- **Work task**
Repeat each line of the material below without change.

______________________________

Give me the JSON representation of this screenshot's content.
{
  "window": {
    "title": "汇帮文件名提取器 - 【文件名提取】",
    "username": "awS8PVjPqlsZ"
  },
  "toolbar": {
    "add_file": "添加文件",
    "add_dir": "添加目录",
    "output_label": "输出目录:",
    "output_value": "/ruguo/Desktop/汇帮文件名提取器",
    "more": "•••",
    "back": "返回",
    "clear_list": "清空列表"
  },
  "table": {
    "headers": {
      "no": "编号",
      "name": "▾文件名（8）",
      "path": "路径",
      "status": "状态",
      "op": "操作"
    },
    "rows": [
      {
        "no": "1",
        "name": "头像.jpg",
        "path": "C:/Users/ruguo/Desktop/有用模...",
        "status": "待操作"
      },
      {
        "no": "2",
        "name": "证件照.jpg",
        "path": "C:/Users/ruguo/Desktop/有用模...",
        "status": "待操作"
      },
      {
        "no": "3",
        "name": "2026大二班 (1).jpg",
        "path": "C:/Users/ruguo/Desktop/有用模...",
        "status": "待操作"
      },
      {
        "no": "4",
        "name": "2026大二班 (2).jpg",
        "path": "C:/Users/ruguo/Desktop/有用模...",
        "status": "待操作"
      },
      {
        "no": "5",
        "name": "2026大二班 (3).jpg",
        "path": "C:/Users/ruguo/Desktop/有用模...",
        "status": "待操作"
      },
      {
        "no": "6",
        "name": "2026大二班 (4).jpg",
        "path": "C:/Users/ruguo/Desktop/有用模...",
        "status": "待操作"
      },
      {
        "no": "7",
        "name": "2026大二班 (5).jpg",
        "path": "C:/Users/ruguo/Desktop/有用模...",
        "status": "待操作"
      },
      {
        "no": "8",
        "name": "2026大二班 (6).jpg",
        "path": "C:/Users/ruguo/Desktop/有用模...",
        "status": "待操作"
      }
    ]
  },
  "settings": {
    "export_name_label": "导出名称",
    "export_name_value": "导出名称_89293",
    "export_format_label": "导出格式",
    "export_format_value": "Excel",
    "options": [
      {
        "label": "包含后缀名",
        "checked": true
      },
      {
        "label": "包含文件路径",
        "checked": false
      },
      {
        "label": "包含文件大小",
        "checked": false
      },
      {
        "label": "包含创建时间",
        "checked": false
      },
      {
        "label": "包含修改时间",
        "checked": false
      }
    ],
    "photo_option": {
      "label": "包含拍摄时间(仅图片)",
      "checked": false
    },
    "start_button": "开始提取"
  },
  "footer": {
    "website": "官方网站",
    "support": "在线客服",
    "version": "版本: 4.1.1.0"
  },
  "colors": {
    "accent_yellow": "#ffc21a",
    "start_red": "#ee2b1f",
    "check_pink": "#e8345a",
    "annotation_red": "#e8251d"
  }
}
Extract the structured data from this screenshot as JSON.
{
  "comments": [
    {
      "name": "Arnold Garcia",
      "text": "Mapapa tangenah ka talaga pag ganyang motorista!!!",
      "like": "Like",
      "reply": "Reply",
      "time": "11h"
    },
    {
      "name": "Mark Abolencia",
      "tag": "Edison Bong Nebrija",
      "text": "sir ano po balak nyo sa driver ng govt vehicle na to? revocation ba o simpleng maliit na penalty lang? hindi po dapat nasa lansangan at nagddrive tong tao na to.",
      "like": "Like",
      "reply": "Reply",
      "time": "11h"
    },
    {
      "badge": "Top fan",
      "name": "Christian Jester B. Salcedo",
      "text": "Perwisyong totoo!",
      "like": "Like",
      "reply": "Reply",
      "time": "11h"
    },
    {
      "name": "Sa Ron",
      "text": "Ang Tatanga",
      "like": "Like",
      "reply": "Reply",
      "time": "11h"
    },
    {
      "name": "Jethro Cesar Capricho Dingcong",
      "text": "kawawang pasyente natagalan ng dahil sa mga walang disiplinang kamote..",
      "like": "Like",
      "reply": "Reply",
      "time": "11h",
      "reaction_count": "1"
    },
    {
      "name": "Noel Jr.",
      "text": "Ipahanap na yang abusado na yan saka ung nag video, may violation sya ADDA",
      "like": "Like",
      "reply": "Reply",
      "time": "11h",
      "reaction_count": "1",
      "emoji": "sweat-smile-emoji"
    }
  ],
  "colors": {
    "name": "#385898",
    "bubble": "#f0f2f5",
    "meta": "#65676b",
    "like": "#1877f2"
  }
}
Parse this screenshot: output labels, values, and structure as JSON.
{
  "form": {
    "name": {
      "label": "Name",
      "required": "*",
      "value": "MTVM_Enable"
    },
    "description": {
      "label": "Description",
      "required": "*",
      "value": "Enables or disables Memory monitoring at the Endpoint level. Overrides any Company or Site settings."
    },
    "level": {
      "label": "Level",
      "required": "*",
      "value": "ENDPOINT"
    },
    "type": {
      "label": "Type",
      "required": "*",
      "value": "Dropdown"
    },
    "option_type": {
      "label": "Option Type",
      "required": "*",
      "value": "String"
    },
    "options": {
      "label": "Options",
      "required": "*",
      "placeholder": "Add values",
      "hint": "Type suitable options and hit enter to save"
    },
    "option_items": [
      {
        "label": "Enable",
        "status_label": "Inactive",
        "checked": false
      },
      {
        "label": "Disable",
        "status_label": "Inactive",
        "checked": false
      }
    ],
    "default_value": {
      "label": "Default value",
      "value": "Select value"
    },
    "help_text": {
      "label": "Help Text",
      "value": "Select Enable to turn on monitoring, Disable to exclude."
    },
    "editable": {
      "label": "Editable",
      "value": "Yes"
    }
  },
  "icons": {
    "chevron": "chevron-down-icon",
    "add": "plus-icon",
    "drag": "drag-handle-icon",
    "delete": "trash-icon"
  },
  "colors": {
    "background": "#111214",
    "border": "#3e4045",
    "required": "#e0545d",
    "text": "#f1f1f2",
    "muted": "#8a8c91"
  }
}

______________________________

- **Solution below**
Give me the JSON representation of this screenshot's content.
{
  "window": {
    "title": "汇帮文件名提取器 - 【文件名提取】",
    "username": "awS8PVjPqlsZ"
  },
  "toolbar": {
    "add_file": "添加文件",
    "add_dir": "添加目录",
    "output_label": "输出目录:",
    "output_value": "/ruguo/Desktop/汇帮文件名提取器",
    "more": "•••",
    "back": "返回",
    "clear_list": "清空列表"
  },
  "table": {
    "headers": {
      "no": "编号",
      "name": "▾文件名（8）",
      "path": "路径",
      "status": "状态",
      "op": "操作"
    },
    "rows": [
      {
        "no": "1",
        "name": "头像.jpg",
        "path": "C:/Users/ruguo/Desktop/有用模...",
        "status": "待操作"
      },
      {
        "no": "2",
        "name": "证件照.jpg",
        "path": "C:/Users/ruguo/Desktop/有用模...",
        "status": "待操作"
      },
      {
        "no": "3",
        "name": "2026大二班 (1).jpg",
        "path": "C:/Users/ruguo/Desktop/有用模...",
        "status": "待操作"
      },
      {
        "no": "4",
        "name": "2026大二班 (2).jpg",
        "path": "C:/Users/ruguo/Desktop/有用模...",
        "status": "待操作"
      },
      {
        "no": "5",
        "name": "2026大二班 (3).jpg",
        "path": "C:/Users/ruguo/Desktop/有用模...",
        "status": "待操作"
      },
      {
        "no": "6",
        "name": "2026大二班 (4).jpg",
        "path": "C:/Users/ruguo/Desktop/有用模...",
        "status": "待操作"
      },
      {
        "no": "7",
        "name": "2026大二班 (5).jpg",
        "path": "C:/Users/ruguo/Desktop/有用模...",
        "status": "待操作"
      },
      {
        "no": "8",
        "name": "2026大二班 (6).jpg",
        "path": "C:/Users/ruguo/Desktop/有用模...",
        "status": "待操作"
      }
    ]
  },
  "settings": {
    "export_name_label": "导出名称",
    "export_name_value": "导出名称_89293",
    "export_format_label": "导出格式",
    "export_format_value": "Excel",
    "options": [
      {
        "label": "包含后缀名",
        "checked": true
      },
      {
        "label": "包含文件路径",
        "checked": false
      },
      {
        "label": "包含文件大小",
        "checked": false
      },
      {
        "label": "包含创建时间",
        "checked": false
      },
      {
        "label": "包含修改时间",
        "checked": false
      }
    ],
    "photo_option": {
      "label": "包含拍摄时间(仅图片)",
      "checked": false
    },
    "start_button": "开始提取"
  },
  "footer": {
    "website": "官方网站",
    "support": "在线客服",
    "version": "版本: 4.1.1.0"
  },
  "colors": {
    "accent_yellow": "#ffc21a",
    "start_red": "#ee2b1f",
    "check_pink": "#e8345a",
    "annotation_red": "#e8251d"
  }
}
Extract the structured data from this screenshot as JSON.
{
  "comments": [
    {
      "name": "Arnold Garcia",
      "text": "Mapapa tangenah ka talaga pag ganyang motorista!!!",
      "like": "Like",
      "reply": "Reply",
      "time": "11h"
    },
    {
      "name": "Mark Abolencia",
      "tag": "Edison Bong Nebrija",
      "text": "sir ano po balak nyo sa driver ng govt vehicle na to? revocation ba o simpleng maliit na penalty lang? hindi po dapat nasa lansangan at nagddrive tong tao na to.",
      "like": "Like",
      "reply": "Reply",
      "time": "11h"
    },
    {
      "badge": "Top fan",
      "name": "Christian Jester B. Salcedo",
      "text": "Perwisyong totoo!",
      "like": "Like",
      "reply": "Reply",
      "time": "11h"
    },
    {
      "name": "Sa Ron",
      "text": "Ang Tatanga",
      "like": "Like",
      "reply": "Reply",
      "time": "11h"
    },
    {
      "name": "Jethro Cesar Capricho Dingcong",
      "text": "kawawang pasyente natagalan ng dahil sa mga walang disiplinang kamote..",
      "like": "Like",
      "reply": "Reply",
      "time": "11h",
      "reaction_count": "1"
    },
    {
      "name": "Noel Jr.",
      "text": "Ipahanap na yang abusado na yan saka ung nag video, may violation sya ADDA",
      "like": "Like",
      "reply": "Reply",
      "time": "11h",
      "reaction_count": "1",
      "emoji": "sweat-smile-emoji"
    }
  ],
  "colors": {
    "name": "#385898",
    "bubble": "#f0f2f5",
    "meta": "#65676b",
    "like": "#1877f2"
  }
}
Parse this screenshot: output labels, values, and structure as JSON.
{
  "form": {
    "name": {
      "label": "Name",
      "required": "*",
      "value": "MTVM_Enable"
    },
    "description": {
      "label": "Description",
      "required": "*",
      "value": "Enables or disables Memory monitoring at the Endpoint level. Overrides any Company or Site settings."
    },
    "level": {
      "label": "Level",
      "required": "*",
      "value": "ENDPOINT"
    },
    "type": {
      "label": "Type",
      "required": "*",
      "value": "Dropdown"
    },
    "option_type": {
      "label": "Option Type",
      "required": "*",
      "value": "String"
    },
    "options": {
      "label": "Options",
      "required": "*",
      "placeholder": "Add values",
      "hint": "Type suitable options and hit enter to save"
    },
    "option_items": [
      {
        "label": "Enable",
        "status_label": "Inactive",
        "checked": false
      },
      {
        "label": "Disable",
        "status_label": "Inactive",
        "checked": false
      }
    ],
    "default_value": {
      "label": "Default value",
      "value": "Select value"
    },
    "help_text": {
      "label": "Help Text",
      "value": "Select Enable to turn on monitoring, Disable to exclude."
    },
    "editable": {
      "label": "Editable",
      "value": "Yes"
    }
  },
  "icons": {
    "chevron": "chevron-down-icon",
    "add": "plus-icon",
    "drag": "drag-handle-icon",
    "delete": "trash-icon"
  },
  "colors": {
    "background": "#111214",
    "border": "#3e4045",
    "required": "#e0545d",
    "text": "#f1f1f2",
    "muted": "#8a8c91"
  }
}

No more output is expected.